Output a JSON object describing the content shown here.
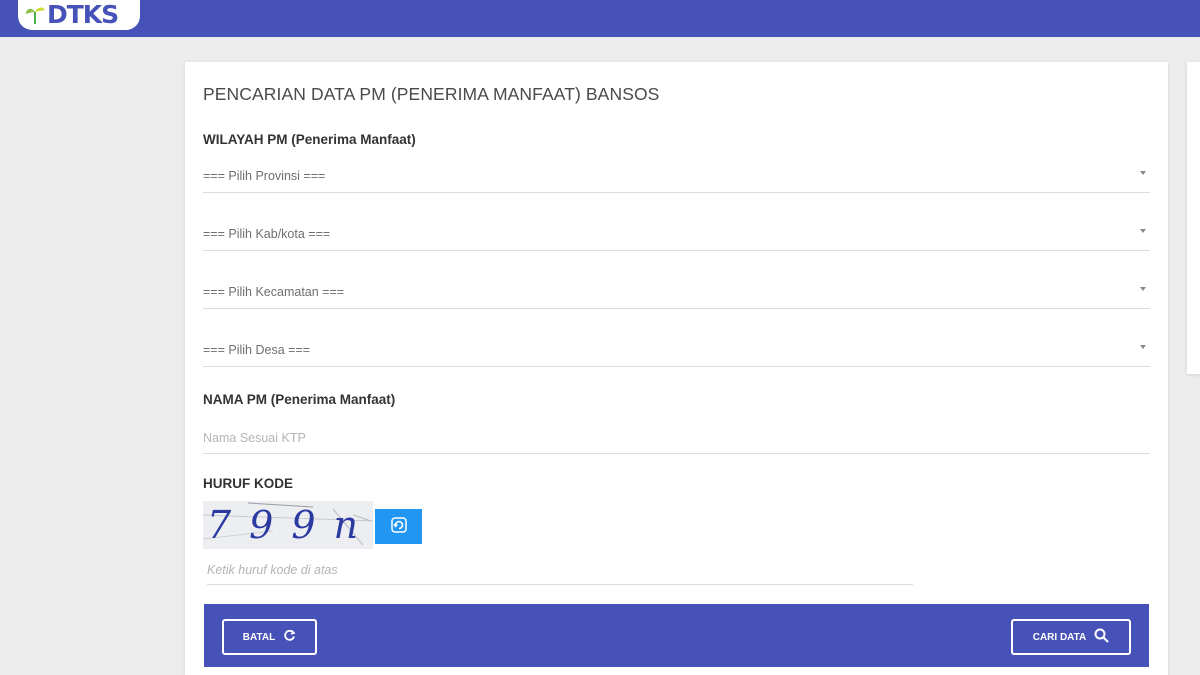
{
  "header": {
    "logo_text": "DTKS",
    "brand_color": "#4652b8"
  },
  "form": {
    "title": "PENCARIAN DATA PM (PENERIMA MANFAAT) BANSOS",
    "wilayah_label": "WILAYAH PM (Penerima Manfaat)",
    "selects": {
      "provinsi": "=== Pilih Provinsi ===",
      "kabkota": "=== Pilih Kab/kota ===",
      "kecamatan": "=== Pilih Kecamatan ===",
      "desa": "=== Pilih Desa ==="
    },
    "nama_label": "NAMA PM (Penerima Manfaat)",
    "nama_placeholder": "Nama Sesuai KTP",
    "kode_label": "HURUF KODE",
    "captcha_text": "799n",
    "kode_placeholder": "Ketik huruf kode di atas"
  },
  "actions": {
    "batal_label": "BATAL",
    "cari_label": "CARI DATA"
  },
  "icons": {
    "logo": "leaf-logo-icon",
    "caret": "chevron-down-icon",
    "refresh": "refresh-icon",
    "batal": "reload-icon",
    "cari": "search-icon"
  },
  "colors": {
    "accent": "#4652b8",
    "refresh_button": "#2196f3"
  }
}
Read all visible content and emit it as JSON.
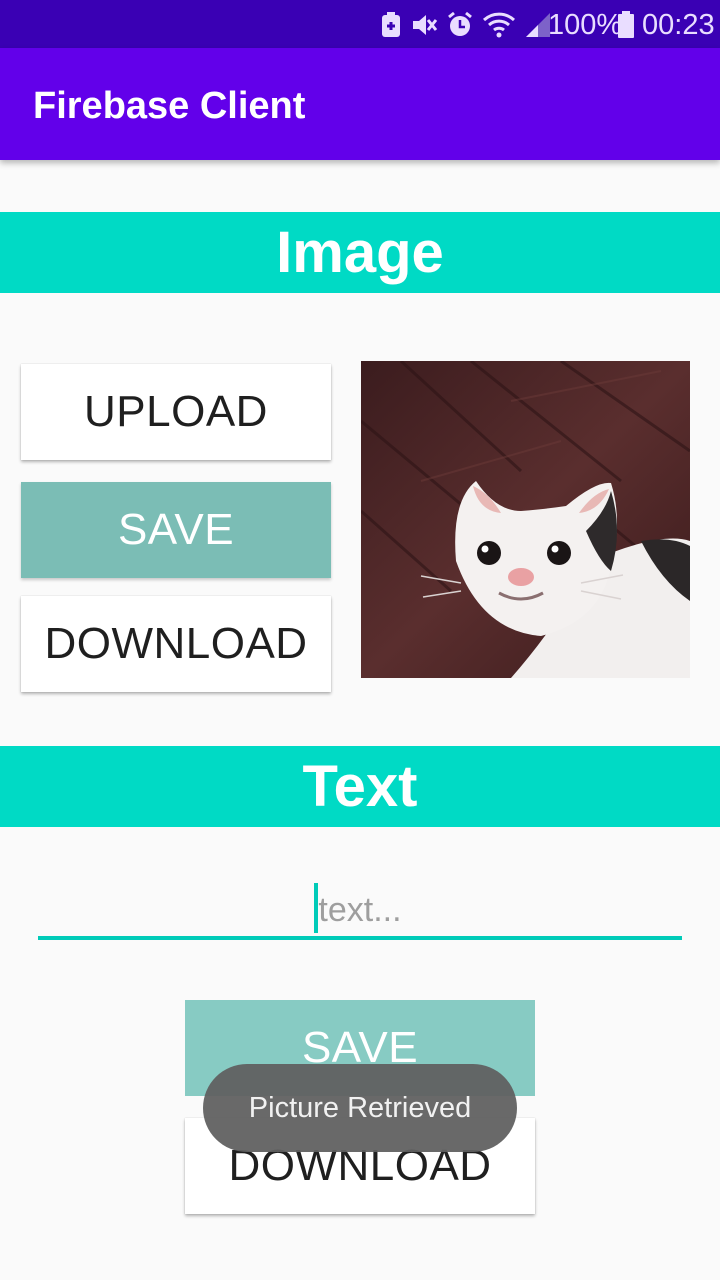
{
  "status_bar": {
    "battery": "100%",
    "time": "00:23",
    "icons": [
      "battery-saver-icon",
      "mute-icon",
      "alarm-icon",
      "wifi-icon",
      "signal-icon",
      "battery-icon"
    ]
  },
  "app_bar": {
    "title": "Firebase Client"
  },
  "image_section": {
    "header": "Image",
    "upload_label": "UPLOAD",
    "save_label": "SAVE",
    "download_label": "DOWNLOAD",
    "picture": "cat-photo"
  },
  "text_section": {
    "header": "Text",
    "input_value": "",
    "input_placeholder": "text...",
    "save_label": "SAVE",
    "download_label": "DOWNLOAD"
  },
  "toast": {
    "message": "Picture Retrieved"
  },
  "colors": {
    "status_bar": "#3a00b4",
    "app_bar": "#6200ea",
    "section_header": "#00dac5",
    "save_button": "#7bbdb5",
    "accent": "#00cbb8"
  }
}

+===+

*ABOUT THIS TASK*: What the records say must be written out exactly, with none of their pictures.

*OUTPUT OF THE EXERCISE*:
Output a JSON object describing the content shown here.
{
  "header": {
    "logo_text": "DTKS",
    "brand_color": "#4652b8"
  },
  "form": {
    "title": "PENCARIAN DATA PM (PENERIMA MANFAAT) BANSOS",
    "wilayah_label": "WILAYAH PM (Penerima Manfaat)",
    "selects": {
      "provinsi": "=== Pilih Provinsi ===",
      "kabkota": "=== Pilih Kab/kota ===",
      "kecamatan": "=== Pilih Kecamatan ===",
      "desa": "=== Pilih Desa ==="
    },
    "nama_label": "NAMA PM (Penerima Manfaat)",
    "nama_placeholder": "Nama Sesuai KTP",
    "kode_label": "HURUF KODE",
    "captcha_text": "799n",
    "kode_placeholder": "Ketik huruf kode di atas"
  },
  "actions": {
    "batal_label": "BATAL",
    "cari_label": "CARI DATA"
  },
  "icons": {
    "logo": "leaf-logo-icon",
    "caret": "chevron-down-icon",
    "refresh": "refresh-icon",
    "batal": "reload-icon",
    "cari": "search-icon"
  },
  "colors": {
    "accent": "#4652b8",
    "refresh_button": "#2196f3"
  }
}
Read all visible content and emit it as JSON.
{
  "status_bar": {
    "battery": "100%",
    "time": "00:23",
    "icons": [
      "battery-saver-icon",
      "mute-icon",
      "alarm-icon",
      "wifi-icon",
      "signal-icon",
      "battery-icon"
    ]
  },
  "app_bar": {
    "title": "Firebase Client"
  },
  "image_section": {
    "header": "Image",
    "upload_label": "UPLOAD",
    "save_label": "SAVE",
    "download_label": "DOWNLOAD",
    "picture": "cat-photo"
  },
  "text_section": {
    "header": "Text",
    "input_value": "",
    "input_placeholder": "text...",
    "save_label": "SAVE",
    "download_label": "DOWNLOAD"
  },
  "toast": {
    "message": "Picture Retrieved"
  },
  "colors": {
    "status_bar": "#3a00b4",
    "app_bar": "#6200ea",
    "section_header": "#00dac5",
    "save_button": "#7bbdb5",
    "accent": "#00cbb8"
  }
}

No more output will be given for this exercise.